Tri

IHeartWriting
07-31-2008, 03:46 PM
Interesting to read your stats Karen, thanks!


IHeart, that's counting all rejections: queries, partials, and the 2 fulls that got rejected just before the offer came in. I still had 4 fulls under consideration at other agencies and 3 or 4 partials. Like Xiao, I blasted the agentsphere with queries in batches and got my offer within 4 months of starting the process. If I were to do it over again, I wouldn't change a thing. :D

Thanks for the good luck wishes!

Nakhlasmoke
07-31-2008, 04:08 PM
I sent over 50 queries, and got 3 offers. Most of the rest were form rejects or radio silence.

I did tweak my query during the time, but didn't rewrite the manuscript.

Toothpaste
07-31-2008, 06:52 PM
I don't think I've ever re-written anything because I got rejected. I've rewritten things because people made really good suggestions. I think you as an author know when someone makes a good point about your work, and when they don't. Or at least we start to hone those sensibilities.

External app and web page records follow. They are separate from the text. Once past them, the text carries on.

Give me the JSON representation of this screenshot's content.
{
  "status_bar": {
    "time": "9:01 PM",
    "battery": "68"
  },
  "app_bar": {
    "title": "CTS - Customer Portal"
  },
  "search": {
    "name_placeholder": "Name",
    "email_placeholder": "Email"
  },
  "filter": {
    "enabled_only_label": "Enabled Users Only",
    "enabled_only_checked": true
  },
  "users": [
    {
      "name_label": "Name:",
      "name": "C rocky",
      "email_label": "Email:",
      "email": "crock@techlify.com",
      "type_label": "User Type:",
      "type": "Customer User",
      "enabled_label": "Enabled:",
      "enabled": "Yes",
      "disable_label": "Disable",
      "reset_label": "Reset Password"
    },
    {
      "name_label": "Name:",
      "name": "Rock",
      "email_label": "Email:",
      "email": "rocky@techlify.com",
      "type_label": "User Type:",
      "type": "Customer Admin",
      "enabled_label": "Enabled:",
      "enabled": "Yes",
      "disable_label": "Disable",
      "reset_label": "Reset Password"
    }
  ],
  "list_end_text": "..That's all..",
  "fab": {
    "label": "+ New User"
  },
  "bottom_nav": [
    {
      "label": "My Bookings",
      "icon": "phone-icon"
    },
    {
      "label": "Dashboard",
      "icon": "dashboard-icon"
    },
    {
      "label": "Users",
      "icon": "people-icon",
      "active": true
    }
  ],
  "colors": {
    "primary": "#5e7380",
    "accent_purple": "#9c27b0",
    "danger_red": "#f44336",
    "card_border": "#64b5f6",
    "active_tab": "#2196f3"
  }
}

As many have suggested it may just be a matter of your query, or there may be something fundamental in the story telling. Only you know who to trust, and what rings true to you. Remember too that even if you have a viscerally negative reaction to a critique, it doesn't mean that after a while of thinking it over, the person didn't have a point. You can still feel angry about a good idea.

MsJudy
07-31-2008, 07:09 PM
Only you know who to trust, and what rings true to you.

That is so true! I've found that to be a problem on the other side, too. Beta readers who LOVE what you've done, wouldn't have you change a thing, it all works just fine as it is--when really, you could make it even better.

Finding the critiquers who really, really know what it will take to sell the book is very hard.

write2livelive2write
08-01-2008, 05:23 AM
When I got my first few rejections, I was really depressed. But the more rejections I got, the less dejected I feel. :D Hey, if I can't sell this book, I can just write another one! It's not like I've wasted my time or something, I am getting better on writing along the way!

Still a lot of agents left to query anyway ...;)

Jackfishwoman
08-02-2008, 12:50 AM
For both my manuscripts (one already published, one still looking for a home) I received contradicting rejection letters. One rejection would say this & that was a problem and another would say they love this & that but X & Y was a problem. Opinions very so much it is difficult to nail down what should be changed/revised.
So I wouldn't jump to re-writing unless you are consistently hearing the same criticism.
It is such a subjective business!

Karen Duvall
08-02-2008, 01:36 AM
I sold my first two books and a novella on my own without an agent, so that's certainly an option for any author. But being with a small press isn't my ultimate goal and I'm not satisfied with staying at this level. So that's something for you to consider. Are you just looking to be published? Or are you looking to launch a career as a published author? There's a difference.